measuring the temperature of fluid in the lower region of said first distillation zone after being heat exchanged with said second kettle product, and controlling the amount of said second kettle product passed in heat exchange therewith in response to such measured temperature; and

measuring the temperature of said second kettle product after passage in heat exchange relationship with said first kettle product, and controlling the amount of said second kettle product passed in heat exchange relationship with said first kettle product in response to such measured temperature;

measuring the temperature of fluid in said intermediate region of said first zone after passage in heat exchange relationship with said second kettle product and controlling the amount of said second kettle product passed in heat exchange relationship therewith in response to such measured temperature; and measuring the temperature of the first kettle product prior to introduction into said second distillation zone and controlling the amount of fluid in the lower region of said second distillation Zone which is passed in heat exchange relationship with said first kettle product in response to such measured temperature.
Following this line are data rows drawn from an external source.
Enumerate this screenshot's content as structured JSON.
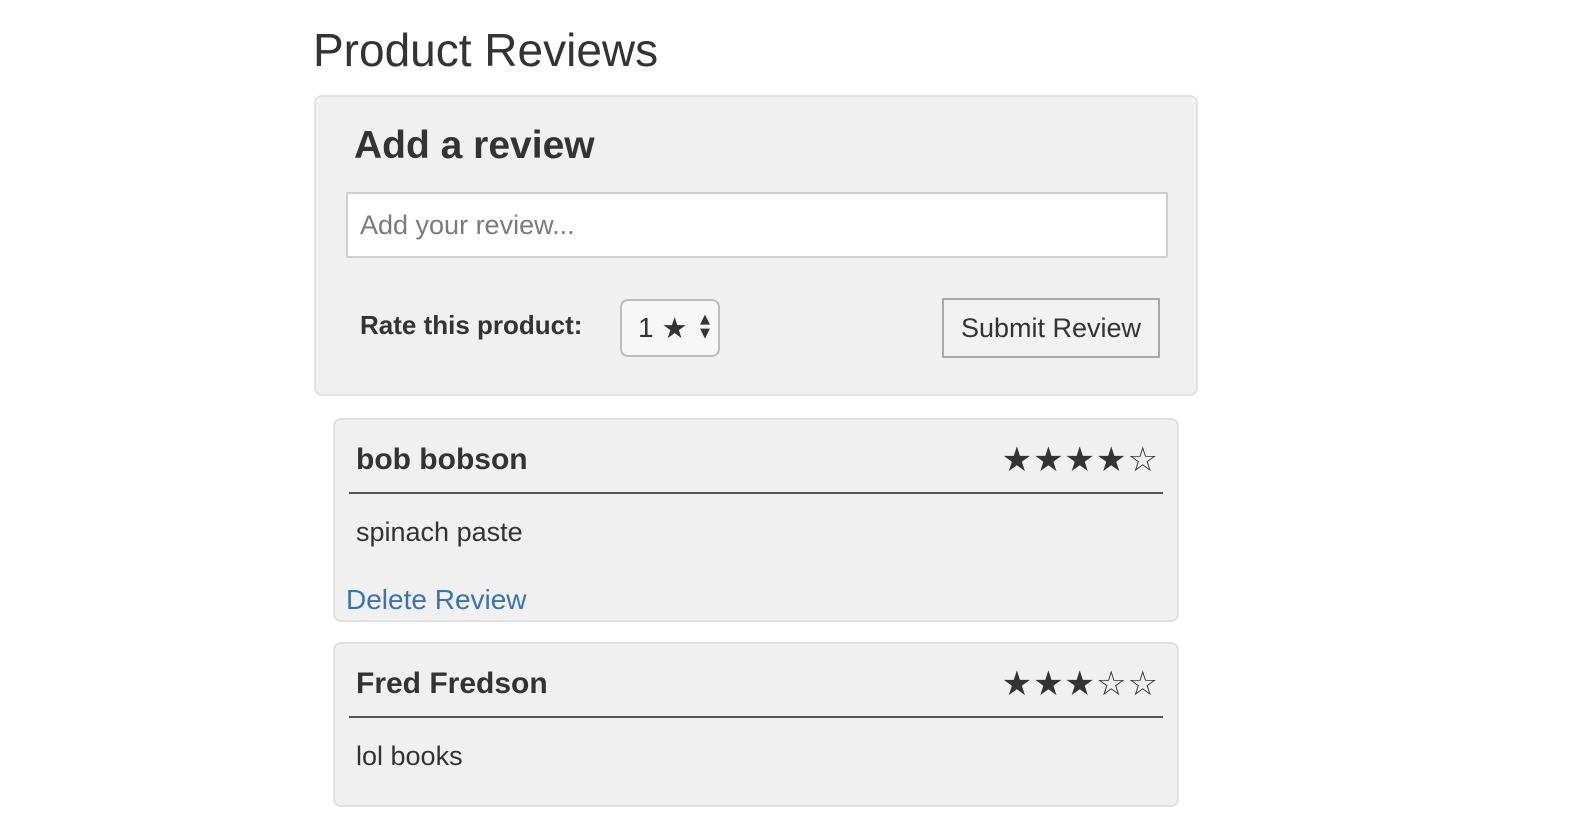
{
  "page": {
    "title": "Product Reviews"
  },
  "add_review": {
    "title": "Add a review",
    "placeholder": "Add your review...",
    "value": "",
    "rate_label": "Rate this product:",
    "rating_select": {
      "value": "1",
      "star": "★"
    },
    "submit_label": "Submit Review"
  },
  "reviews": [
    {
      "author": "bob bobson",
      "stars": "★★★★☆",
      "rating": 4,
      "max_rating": 5,
      "text": "spinach paste",
      "delete_label": "Delete Review"
    },
    {
      "author": "Fred Fredson",
      "stars": "★★★☆☆",
      "rating": 3,
      "max_rating": 5,
      "text": "lol books"
    }
  ],
  "colors": {
    "link": "#3a74b0",
    "panel_bg": "#f0f0f0",
    "text": "#333333"
  }
}
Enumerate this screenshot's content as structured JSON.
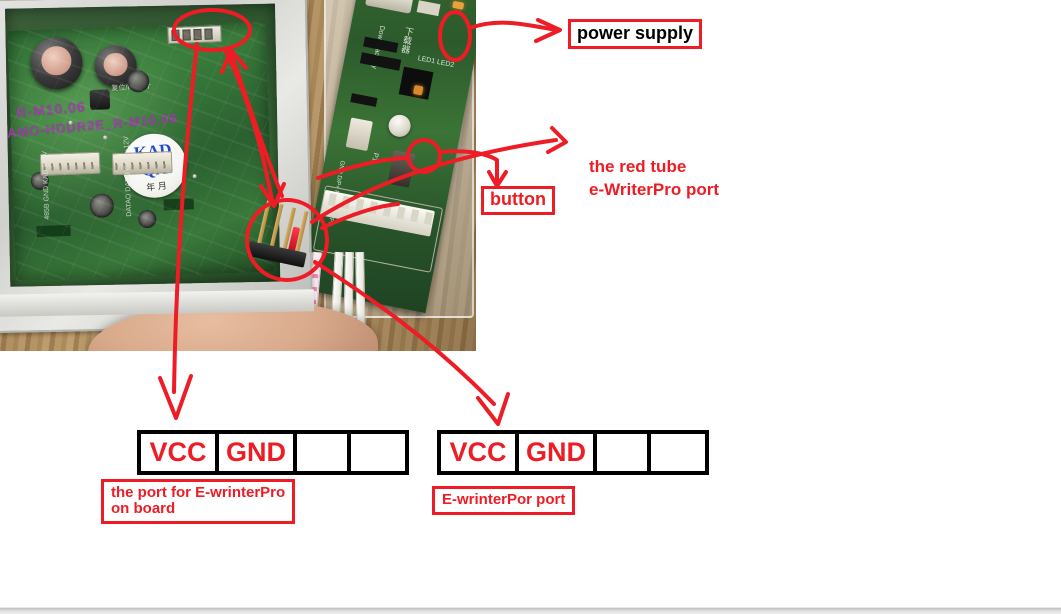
{
  "document": {
    "type": "annotated-photo",
    "description": "Annotated photograph of a wall-panel controller PCB and an e-WriterPro download board with red hand-drawn markup"
  },
  "colors": {
    "annotation_red": "#ee1c24",
    "table_border": "#000000",
    "pin_label": "#ee1c24",
    "page_background": "#ffffff"
  },
  "photo": {
    "name": "pcb-photograph",
    "alt": "Opened wall panel showing green control PCB on left and transparent-cased download key board on right, resting on a wooden desk with a finger at the bottom",
    "silkscreen": {
      "reset_text": "复位/RESET",
      "stamp_line1": "R-M10.06",
      "stamp_line2": "AMO-HDDR9E_R-M10.06",
      "qa_sticker_line1": "KAD",
      "qa_sticker_line2": "QA",
      "qa_sticker_line3": "年 月",
      "pin_labels_left": "485B GND KAD +12V",
      "pin_labels_right": "DATAO DATAI GND +12V"
    },
    "board2_silkscreen": {
      "download_key": "Download key",
      "p1": "P1",
      "leds": "LED1 LED2",
      "port_pins": "GND D/P+ P2 S P- D/PD"
    }
  },
  "annotations": [
    {
      "id": "power-supply",
      "kind": "boxed-label",
      "text": "power supply",
      "text_color": "#000000",
      "border_color": "#ee1c24",
      "points_to": "orange power connector on download board"
    },
    {
      "id": "button",
      "kind": "boxed-label",
      "text": "button",
      "text_color": "#ee1c24",
      "border_color": "#ee1c24",
      "points_to": "round white push button on download board"
    },
    {
      "id": "red-tube-port",
      "kind": "plain-label",
      "line1": "the red tube",
      "line2": "e-WriterPro port",
      "text_color": "#ee1c24",
      "points_to": "red-sleeved pin on the pin header"
    },
    {
      "id": "port-for-ewriterpro-on-board",
      "kind": "boxed-label",
      "line1": "the port for E-wrinterPro",
      "line2": "on board",
      "text_color": "#ee1c24",
      "border_color": "#ee1c24"
    },
    {
      "id": "ewriterpro-port",
      "kind": "boxed-label",
      "text": "E-wrinterPor port",
      "text_color": "#ee1c24",
      "border_color": "#ee1c24"
    }
  ],
  "circles": [
    {
      "id": "circle-board-header",
      "target": "4-pin header on main PCB"
    },
    {
      "id": "circle-power-supply",
      "target": "power supply connector"
    },
    {
      "id": "circle-button",
      "target": "push button"
    },
    {
      "id": "circle-pin-header",
      "target": "pin header with red tube"
    }
  ],
  "pin_tables": [
    {
      "id": "left-pin-table",
      "caption_line1": "the port for E-wrinterPro",
      "caption_line2": "on board",
      "cells": [
        {
          "label": "VCC",
          "width": "wide"
        },
        {
          "label": "GND",
          "width": "wide"
        },
        {
          "label": "",
          "width": "narrow"
        },
        {
          "label": "",
          "width": "narrow"
        }
      ]
    },
    {
      "id": "right-pin-table",
      "caption_line1": "E-wrinterPor port",
      "caption_line2": "",
      "cells": [
        {
          "label": "VCC",
          "width": "wide"
        },
        {
          "label": "GND",
          "width": "wide"
        },
        {
          "label": "",
          "width": "narrow"
        },
        {
          "label": "",
          "width": "narrow"
        }
      ]
    }
  ]
}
6. The method of claim 5, further comprising:

passing a fluid mixture into an absorption zone;

introducing a portion of the kettle product from said second distillation zone into the upper region of said absorption zone after said second kettle product is passed through the heat exchange steps of claim 5;

passing the remainder of said second kettle product into the upper region of said first distillation zone after the heat exchange steps of claim 5;

passing fluid removed from the lower region of said absorption zone inheat exchange relationship with said second kettle product after the heat exchange steps of claim 5 and prior to the introduction of such kettle product into said absorption zone and said first distillation zone; and

thereafter introducing said fluid removed from the lower region of said absorption zone into said first distillation zone as said stream of fluid mixture.

References Cited UNITED STATES PATENTS 5/1952 Nelly 208-341 10/1952 Maher 208341 A. F. PURCELL, Assistant Examiner US. Cl. X.R.

Referenced by
Citing PatentFiling datePublication dateApplicantTitle
US3926742 *Aug 1, 1974Dec 16, 1975Phillips Petroleum CoControlled fractionation method and apparatus
US3967937 *May 30, 1974Jul 6, 1976Phillips Petroleum CompanyAbsorption process method and apparatus
US4014667 *Jun 16, 1975Mar 29, 1977Phillips Petroleum CompanyAntifreeze recovery system
US4024026 *Aug 26, 1976May 17, 1977Uop Inc.Temperature control of integrated fractionation and claytreating of hydrocarbons
US4053367 *Jan 24, 1977Oct 11, 1977Uop Inc.Temperature control of integrated fractionation and claytreating of hydrocarbons
US4377443 *Apr 5, 1982Mar 22, 1983Phillips Petroleum CompanyControl of a fractional distillation process
US4832718 *Sep 23, 1987May 23, 1989Advanced Extraction Technologies, Inc.Processing nitrogen-rich, hydrogen-rich, and olefin-rich gases with physical solvents
US4832920 *Jun 13, 1984May 23, 1989Mobil Oil CorporationOlefin fractionation and catalytic conversion system
US4883514 *Jul 16, 1987Nov 28, 1989Advanced Extraction Technologies, Inc.Processing nitrogen-rich gases with physical solvents
US6516631 *Aug 10, 2001Feb 11, 2003Mark A. TrebbleHydrocarbon gas processing
US6564580Jun 20, 2002May 20, 2003Exxonmobil Upstream Research CompanyProcess for recovering ethane and heavier hydrocarbons from methane-rich pressurized liquid mixture
US9132379 *Nov 6, 2007Sep 15, 2015Fluor Technologies CorporationConfigurations and methods for gas condensate separation from high-pressure hydrocarbon mixtures
US20080066493 *Jul 12, 2005Mar 20, 2008Cornelis BuijsTreating Liquefied Natural Gas
US20100000255 *Nov 6, 2007Jan 7, 2010Fluor Technologies CorporationConfigurations And Methods For Gas Condensate Separation From High-Pressure Hydrocarbon Mixtures
CN103418157A *Aug 9, 2013Dec 4, 2013中国蓝星(集团)股份有限公司Automatic control system used for a light component removal rectifying tower
Classifications
U.S. Classification62/625, 203/25, 196/132, 208/341, 62/630, 203/DIG.180
International ClassificationC10G5/06, B01D3/42, C07C7/00, C07C7/04
Cooperative ClassificationB01D3/4211, C07C7/005, Y10S203/19, C10G5/06, C07C7/04
European ClassificationC07C7/00C, B01D3/42D, C10G5/06, C07C7/04